Scanning the Past: A History of Electrical Engineering from the Past
Submitted by Bob Morrison, Editor
Copyright 1995 IEEE. Reprinted with permission from the IEEE publication, “Scanning the Past” which covers a reprint of an article appearing in the Proceedings of the IEEE Vol. 83, No. 6, June 1995.
Raymond A. Heising
Seventy years ago this month, the PROCEEDINGS OF THE INSTITUTE OF RADIO ENGINEERS (IRE) included a paper by Raymond A. Reising concerning the use of single sideband modulation for transatlantic radio communication. At the time, Heising, a future IRE president, was a research engineer with the Bell Telephone Laboratories.
Heising was born in 1888 in Minnesota and graduated in electrical engineering from the University of North Dakota in 1912. He went on to earn an M.S. in physics at the University of Wisconsin in 1914 and, the same year, joined the research department of the Western Electric Company New York City. One of his first assignments was to design an experimental two-channel carrier system for wire telephony. At about the same time he developed a successful vacuum-tube voltmeter circuit.
During 1915 Heising participated in the design of a vacuum-tube radio transmitter which could be picked up in France from a site in Arlington, VA. The transmitter used several hundred tubes in parallel to achieve the necessary power for transatlantic experiments. During World War I, he worked on military communication systems and, in the process, invented the Heising constant-current modulator. He authored an IRE paper on modulation published in August 1921 and received the Morris N. Liebmann Award of the IRE in recognition of his contribution to radio modulators. He became an IRE Fellow in 1923. The Heising modulator was used in radio broadcast transmitters constructed by the Western Electric Company in the 1920’s as well as in military applications.

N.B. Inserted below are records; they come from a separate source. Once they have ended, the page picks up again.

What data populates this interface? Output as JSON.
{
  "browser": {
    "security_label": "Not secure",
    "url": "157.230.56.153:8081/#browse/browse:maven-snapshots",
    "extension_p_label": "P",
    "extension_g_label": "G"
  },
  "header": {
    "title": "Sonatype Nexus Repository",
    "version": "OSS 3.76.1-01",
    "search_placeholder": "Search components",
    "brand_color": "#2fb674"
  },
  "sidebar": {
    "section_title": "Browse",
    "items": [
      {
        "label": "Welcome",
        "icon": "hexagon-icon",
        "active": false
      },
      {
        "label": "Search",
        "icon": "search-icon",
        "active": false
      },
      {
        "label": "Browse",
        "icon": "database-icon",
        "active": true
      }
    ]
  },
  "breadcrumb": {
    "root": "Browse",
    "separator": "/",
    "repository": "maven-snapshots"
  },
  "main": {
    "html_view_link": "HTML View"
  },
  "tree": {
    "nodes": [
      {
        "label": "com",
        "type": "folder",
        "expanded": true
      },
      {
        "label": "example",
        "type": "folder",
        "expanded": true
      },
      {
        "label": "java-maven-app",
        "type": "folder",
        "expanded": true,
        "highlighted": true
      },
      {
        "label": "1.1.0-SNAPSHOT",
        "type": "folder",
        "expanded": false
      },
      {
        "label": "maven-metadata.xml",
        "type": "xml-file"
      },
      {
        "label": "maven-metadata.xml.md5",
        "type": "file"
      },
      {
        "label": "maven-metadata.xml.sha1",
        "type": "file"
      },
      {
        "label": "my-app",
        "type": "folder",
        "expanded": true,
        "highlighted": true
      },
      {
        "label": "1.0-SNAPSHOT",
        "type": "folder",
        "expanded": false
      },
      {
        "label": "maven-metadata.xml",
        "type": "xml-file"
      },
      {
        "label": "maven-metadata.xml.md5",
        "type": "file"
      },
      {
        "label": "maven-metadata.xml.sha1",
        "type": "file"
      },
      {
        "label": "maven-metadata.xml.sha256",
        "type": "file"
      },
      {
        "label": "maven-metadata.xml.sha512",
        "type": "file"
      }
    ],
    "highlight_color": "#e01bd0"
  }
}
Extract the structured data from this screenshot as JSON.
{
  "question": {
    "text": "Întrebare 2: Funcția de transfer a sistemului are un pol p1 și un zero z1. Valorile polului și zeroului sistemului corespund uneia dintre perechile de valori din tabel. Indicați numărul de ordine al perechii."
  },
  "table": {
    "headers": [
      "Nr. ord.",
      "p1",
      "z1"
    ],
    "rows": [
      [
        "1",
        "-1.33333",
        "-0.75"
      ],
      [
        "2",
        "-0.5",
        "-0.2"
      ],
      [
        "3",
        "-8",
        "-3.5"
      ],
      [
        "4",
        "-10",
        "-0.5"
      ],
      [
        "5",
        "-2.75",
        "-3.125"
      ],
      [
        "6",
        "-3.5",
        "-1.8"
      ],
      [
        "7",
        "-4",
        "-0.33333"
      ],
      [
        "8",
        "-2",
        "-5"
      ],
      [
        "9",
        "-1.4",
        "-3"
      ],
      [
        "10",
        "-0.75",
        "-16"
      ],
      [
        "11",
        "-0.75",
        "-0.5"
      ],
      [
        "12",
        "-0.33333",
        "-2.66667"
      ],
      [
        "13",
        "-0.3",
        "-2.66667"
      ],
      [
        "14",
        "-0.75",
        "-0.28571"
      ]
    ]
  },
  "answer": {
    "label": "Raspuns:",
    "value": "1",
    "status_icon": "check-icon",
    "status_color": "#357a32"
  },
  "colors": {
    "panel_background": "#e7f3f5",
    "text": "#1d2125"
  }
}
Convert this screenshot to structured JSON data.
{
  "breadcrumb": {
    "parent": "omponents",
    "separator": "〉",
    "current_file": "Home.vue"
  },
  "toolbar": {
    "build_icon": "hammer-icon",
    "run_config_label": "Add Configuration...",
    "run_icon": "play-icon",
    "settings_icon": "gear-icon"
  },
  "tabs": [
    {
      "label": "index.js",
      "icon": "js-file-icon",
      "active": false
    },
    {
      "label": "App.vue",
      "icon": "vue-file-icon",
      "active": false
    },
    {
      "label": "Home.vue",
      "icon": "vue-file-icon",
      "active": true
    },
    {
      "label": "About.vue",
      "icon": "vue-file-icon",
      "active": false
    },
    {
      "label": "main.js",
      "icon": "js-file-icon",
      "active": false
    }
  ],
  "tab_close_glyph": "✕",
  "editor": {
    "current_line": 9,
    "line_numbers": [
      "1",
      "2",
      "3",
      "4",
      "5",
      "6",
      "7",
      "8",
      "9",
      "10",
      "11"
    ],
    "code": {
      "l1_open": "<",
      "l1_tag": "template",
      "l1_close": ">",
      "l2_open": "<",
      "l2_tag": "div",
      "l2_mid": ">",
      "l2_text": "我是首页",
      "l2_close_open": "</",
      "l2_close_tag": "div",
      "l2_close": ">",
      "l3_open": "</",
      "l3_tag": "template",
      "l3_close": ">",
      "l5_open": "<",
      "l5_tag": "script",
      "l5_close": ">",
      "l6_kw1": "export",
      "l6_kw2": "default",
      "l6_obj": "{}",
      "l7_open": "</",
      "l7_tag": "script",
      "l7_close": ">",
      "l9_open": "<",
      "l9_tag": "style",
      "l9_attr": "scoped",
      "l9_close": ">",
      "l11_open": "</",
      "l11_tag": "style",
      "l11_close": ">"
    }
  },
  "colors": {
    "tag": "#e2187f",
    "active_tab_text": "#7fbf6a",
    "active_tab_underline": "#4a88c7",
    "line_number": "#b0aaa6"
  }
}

In his June 1925 paper, Heising reported the results of single-sideband radio tests between the United States and Great Britain which had begun during 1923. He included a brief explanation of the technical advantages of single sideband such as lower power requirements and more efficient use of available spectrum. He discussed the use of balanced modulators and electric filters to suppress the carrier and one sideband. He provided details of equipment currently in use for transatlantic radio service using single sideband.
Heising was elected president of the IRE in 1939 and served several terms on the IRE Board of Directors. He was a leader in the initiation of the professional group system conceived as a way to counter the tendency of new technical interest areas to form independent organizations separate from the IRE. This contribution was cited when he received the IRE Founder’s Medal in 1957. He also was awarded the Armstrong Medal of the Radio Club of America in 1953. Heising received about 125 patents and worked in the patent department of Bell Laboratories from 1945 until his retirement in 1953. He died in 1965 at age 76.
James E. Brittain
School of History , Technology and Society
Georgia Institute of Technology